The symbolic Green Man
Mr Jamieson is a Brother of the Art Workers’ Guild, of which King Charles is an honorary member. Back in 2011 he illuminated the Royal Letters Patent issued under the Great Seal of the Realm, issuing Prince William with his Duke of Cambridge wedding day title.
The ancient figure which he has prominently placed at the foot of the invites is the head of “The Green Man”. The figure is said to be symbolic of spring and rebirth and can actually be found in many forms throughout history, with an air of mystery surrounding it, carvings are commonly found in churches across Europe; it has been described as being a bridge between Pagan and Christian beliefs.
Wildly colourful bordering
The invitations with their elaborately decorated artwork and gold foil detailing, are also crowned in natural foliage and formed of leaves of oak, ivy and hawthorn; plus the the UK’s emblematic flowers: the Tudor Rose of England; The Thistle of Scotland; the Clovers (or Shamrock) of Northern Ireland; and the Yellow Daffodil of Wales.
In addition there is a colourful abundance of British wildflower around the border, including the late Queen’s favourite, Lily of the Valley which represents happiness; cornflowers signifying hope and anticipation; wild strawberries which are part of a beloved royal dessert; dog roses for love and beauty; bluebells demonstrating humility and gratitude; and a sprig of rosemary as a show of remembrance, possibly in memory of both of the Kings parents.
The flowers are deliberately arranged in groups of three, in a nod to Charles becoming the third monarch of the name.
Wildlife is also represented in the form of a bee, a butterfly, a ladybird, a wren, and a robin. Bees have long been associated with the royal family and there is a long held tradition where the royal bee-keeper informs the hive when the monarch dies. Butterflies are often thought to represent rebirth and new beginnings, as are wrens and robins; whilst ladybirds are said to symbolise good fortune.
The King and Queens arms
In the top left of the invitation is King Charles’ coat of arms, which features the three Lions of England, a single rampant Lion of Scotland, the three Lions once again, and then a stringed Argent as a representation of Ireland, together with a standing unicorn.

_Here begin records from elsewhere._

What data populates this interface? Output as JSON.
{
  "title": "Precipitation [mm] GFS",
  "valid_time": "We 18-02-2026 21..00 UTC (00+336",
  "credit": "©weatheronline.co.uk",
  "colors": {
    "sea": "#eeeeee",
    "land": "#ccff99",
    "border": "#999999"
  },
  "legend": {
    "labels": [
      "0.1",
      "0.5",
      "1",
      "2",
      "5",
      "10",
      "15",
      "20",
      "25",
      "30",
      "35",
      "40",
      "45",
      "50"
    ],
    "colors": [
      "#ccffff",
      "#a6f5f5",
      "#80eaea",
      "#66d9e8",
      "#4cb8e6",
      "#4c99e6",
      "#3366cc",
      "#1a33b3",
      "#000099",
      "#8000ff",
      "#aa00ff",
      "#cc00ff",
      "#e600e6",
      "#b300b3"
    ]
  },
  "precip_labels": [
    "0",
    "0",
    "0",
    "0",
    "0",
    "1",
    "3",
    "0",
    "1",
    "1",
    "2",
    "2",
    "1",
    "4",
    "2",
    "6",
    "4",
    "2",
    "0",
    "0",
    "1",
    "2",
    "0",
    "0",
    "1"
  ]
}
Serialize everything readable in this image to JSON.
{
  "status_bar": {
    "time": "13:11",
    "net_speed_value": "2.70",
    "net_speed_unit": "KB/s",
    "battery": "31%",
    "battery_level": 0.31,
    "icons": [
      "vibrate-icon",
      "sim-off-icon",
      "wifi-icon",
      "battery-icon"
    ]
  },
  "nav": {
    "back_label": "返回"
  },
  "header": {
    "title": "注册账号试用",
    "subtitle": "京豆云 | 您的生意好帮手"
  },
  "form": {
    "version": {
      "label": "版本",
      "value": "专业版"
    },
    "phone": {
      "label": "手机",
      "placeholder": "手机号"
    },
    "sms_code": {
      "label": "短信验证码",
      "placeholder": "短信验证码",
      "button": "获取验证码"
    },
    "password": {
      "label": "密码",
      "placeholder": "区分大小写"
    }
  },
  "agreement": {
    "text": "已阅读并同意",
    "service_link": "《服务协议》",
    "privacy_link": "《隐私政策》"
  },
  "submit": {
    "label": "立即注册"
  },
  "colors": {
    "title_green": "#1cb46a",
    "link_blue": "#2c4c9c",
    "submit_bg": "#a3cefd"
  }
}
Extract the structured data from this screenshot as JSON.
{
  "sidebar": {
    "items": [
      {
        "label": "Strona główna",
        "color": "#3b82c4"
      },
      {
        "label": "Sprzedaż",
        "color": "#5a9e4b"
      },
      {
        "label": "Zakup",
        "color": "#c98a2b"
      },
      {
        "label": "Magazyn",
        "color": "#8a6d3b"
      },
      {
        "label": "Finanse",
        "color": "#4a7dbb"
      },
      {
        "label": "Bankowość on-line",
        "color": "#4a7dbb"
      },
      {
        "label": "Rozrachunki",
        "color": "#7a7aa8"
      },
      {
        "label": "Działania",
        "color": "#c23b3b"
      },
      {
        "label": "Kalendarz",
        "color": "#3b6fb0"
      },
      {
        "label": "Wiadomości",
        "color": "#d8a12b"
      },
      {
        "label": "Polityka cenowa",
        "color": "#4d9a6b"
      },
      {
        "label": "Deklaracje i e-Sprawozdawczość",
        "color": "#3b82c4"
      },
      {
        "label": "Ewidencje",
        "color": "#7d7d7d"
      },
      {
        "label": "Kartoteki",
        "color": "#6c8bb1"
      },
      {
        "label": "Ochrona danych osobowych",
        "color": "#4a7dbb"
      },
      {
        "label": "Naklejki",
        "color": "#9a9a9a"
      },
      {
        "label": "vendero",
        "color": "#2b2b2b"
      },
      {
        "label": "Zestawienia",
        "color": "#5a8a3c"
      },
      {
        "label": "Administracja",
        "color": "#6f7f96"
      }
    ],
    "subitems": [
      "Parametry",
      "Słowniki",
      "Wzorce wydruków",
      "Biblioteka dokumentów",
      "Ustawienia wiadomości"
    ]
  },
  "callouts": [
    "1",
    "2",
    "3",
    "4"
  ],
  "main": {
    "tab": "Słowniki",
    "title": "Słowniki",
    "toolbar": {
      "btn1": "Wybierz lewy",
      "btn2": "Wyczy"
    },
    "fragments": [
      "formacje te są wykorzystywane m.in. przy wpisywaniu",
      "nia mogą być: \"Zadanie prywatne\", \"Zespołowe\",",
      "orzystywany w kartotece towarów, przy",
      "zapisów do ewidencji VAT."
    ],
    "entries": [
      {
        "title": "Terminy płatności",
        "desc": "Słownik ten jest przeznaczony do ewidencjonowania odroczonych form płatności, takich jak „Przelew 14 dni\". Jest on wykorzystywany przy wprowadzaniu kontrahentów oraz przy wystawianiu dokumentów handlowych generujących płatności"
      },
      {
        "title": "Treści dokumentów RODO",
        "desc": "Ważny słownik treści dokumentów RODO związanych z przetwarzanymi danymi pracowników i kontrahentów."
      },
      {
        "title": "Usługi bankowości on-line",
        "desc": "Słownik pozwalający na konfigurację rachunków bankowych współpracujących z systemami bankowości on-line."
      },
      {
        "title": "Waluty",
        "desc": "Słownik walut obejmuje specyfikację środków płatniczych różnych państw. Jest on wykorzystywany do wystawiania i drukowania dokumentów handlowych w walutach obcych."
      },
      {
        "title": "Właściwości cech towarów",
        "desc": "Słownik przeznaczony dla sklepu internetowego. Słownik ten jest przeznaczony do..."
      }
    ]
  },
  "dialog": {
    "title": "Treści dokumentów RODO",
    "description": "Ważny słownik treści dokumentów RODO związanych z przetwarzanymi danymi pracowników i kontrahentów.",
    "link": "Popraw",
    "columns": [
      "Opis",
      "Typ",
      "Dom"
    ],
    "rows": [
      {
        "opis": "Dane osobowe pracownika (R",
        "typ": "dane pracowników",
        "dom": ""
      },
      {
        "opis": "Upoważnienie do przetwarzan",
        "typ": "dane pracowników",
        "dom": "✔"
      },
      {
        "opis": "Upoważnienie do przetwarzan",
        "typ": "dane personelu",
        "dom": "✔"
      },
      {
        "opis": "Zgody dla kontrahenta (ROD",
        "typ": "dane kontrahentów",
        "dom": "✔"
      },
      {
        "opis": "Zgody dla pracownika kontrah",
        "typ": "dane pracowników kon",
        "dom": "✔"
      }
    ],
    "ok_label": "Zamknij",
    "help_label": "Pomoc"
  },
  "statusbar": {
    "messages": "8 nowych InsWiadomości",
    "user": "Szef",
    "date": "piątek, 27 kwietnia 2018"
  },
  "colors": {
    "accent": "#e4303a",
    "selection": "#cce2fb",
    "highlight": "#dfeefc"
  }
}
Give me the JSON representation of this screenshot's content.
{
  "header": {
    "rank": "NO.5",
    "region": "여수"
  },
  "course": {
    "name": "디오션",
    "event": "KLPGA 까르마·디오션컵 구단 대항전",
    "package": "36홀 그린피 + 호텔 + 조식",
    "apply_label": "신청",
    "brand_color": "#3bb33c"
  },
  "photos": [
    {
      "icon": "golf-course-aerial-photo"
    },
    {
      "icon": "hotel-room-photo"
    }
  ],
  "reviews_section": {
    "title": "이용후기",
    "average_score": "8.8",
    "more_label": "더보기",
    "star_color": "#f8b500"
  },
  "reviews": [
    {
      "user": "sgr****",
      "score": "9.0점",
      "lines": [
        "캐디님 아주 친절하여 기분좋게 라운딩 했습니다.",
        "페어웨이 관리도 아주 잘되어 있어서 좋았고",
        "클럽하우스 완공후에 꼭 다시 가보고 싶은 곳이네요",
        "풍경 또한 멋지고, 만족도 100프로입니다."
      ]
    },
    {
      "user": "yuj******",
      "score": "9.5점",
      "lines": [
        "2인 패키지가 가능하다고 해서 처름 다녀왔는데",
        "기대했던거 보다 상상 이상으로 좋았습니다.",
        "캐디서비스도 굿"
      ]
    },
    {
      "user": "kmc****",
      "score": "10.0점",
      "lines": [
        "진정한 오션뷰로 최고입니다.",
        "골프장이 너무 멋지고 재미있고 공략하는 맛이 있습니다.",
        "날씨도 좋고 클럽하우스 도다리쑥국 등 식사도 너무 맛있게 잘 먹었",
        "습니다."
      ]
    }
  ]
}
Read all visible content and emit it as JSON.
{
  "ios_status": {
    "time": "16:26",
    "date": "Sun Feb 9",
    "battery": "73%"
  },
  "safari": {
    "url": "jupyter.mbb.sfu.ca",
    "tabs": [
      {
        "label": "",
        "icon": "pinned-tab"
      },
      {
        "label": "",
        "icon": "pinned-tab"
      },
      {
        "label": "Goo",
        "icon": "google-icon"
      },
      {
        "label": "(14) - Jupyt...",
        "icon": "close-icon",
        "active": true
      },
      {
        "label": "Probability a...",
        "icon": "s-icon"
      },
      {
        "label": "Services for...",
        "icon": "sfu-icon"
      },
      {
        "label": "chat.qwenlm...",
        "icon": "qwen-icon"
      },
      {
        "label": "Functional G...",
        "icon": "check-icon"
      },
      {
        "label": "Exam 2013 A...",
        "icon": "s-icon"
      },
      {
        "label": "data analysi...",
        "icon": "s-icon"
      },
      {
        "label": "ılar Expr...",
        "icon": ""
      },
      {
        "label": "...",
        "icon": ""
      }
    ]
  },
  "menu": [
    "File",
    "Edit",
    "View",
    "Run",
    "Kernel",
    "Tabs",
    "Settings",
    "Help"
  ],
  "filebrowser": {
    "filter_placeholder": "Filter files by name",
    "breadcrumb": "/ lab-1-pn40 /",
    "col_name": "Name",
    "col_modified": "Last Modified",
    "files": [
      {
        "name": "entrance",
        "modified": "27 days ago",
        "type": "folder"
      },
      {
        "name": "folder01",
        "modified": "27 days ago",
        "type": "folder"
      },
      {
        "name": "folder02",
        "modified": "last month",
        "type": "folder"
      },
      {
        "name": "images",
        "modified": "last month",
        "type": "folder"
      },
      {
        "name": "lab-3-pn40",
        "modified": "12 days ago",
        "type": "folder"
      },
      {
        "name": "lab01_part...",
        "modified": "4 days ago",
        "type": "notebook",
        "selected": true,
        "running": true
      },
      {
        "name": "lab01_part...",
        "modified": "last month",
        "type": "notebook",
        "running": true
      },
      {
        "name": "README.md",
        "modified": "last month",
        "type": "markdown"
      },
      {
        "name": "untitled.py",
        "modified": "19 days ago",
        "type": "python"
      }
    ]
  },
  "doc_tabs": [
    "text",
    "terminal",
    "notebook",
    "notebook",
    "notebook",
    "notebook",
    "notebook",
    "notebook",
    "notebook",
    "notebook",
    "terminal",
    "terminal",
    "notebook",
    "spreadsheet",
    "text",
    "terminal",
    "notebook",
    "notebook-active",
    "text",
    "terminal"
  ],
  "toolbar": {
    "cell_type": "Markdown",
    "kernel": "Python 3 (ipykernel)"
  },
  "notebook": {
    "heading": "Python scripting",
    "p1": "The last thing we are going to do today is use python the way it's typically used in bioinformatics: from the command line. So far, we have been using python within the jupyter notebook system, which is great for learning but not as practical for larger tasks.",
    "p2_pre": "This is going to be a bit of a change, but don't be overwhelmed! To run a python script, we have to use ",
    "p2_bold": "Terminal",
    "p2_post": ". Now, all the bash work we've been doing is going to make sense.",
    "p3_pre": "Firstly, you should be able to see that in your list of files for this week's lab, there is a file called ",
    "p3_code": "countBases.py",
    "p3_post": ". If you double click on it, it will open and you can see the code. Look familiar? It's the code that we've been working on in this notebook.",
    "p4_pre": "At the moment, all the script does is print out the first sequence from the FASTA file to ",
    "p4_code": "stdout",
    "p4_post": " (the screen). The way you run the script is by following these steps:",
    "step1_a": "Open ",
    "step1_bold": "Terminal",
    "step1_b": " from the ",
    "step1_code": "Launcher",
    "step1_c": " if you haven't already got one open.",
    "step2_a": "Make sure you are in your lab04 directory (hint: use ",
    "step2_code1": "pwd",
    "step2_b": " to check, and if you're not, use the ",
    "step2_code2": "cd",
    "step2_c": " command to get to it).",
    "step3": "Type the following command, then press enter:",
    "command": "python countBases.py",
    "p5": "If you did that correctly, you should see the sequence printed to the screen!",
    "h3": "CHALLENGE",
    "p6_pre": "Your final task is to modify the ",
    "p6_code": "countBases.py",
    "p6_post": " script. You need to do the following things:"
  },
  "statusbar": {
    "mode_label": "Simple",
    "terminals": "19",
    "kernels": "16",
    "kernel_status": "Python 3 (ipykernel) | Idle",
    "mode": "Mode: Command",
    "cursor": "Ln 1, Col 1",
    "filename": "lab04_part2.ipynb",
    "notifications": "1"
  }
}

In the opposite corner is Camilla’s coat of arms, which has both the royal lion and her father Major Bruce Shand’s bear. Added to it recently has been the Garter, which followed her installation as a Royal Lady of the Order of the Garter in June of last year.
Designer’s career defining achievement
Mr Jamieson, who is illuminator and scribe for the king’s Crown Office in London, was thrilled to be asked to create the invites. He commented that in being able to play a small part in such an historic event in the nation’s history had been an “incredible honour and the opportunity of a lifetime”, describing it as “the pinnacle of my career,” before wishing the royal couple “every good wish for their upcoming Coronation celebration.”
No show from the president
An early response came from US President Joe Biden, who telephoned King Charles III personally to inform him that he will not be attending, but assured him that First Lady Jill Biden would be his representative.
Still no commitment from Harry
The one invite everyone is waiting to discover the response from is that of the Duke and Duchess of Sussex, with the King’s youngest son still not showing his hand, even with the coronation of his father just four weeks away.
Charles and Camilla will become the eldest crowned King and Queen (Consort) in British history. Currently the records stand with King William IV, who ascended the throne in 1830, at the tender age of 64 and Queen Alexandra who was crowned Queen Consort aged 58, in 1902.
King Charles III passes the record by ten years, whilst Camilla is 17 years older at 75 years old.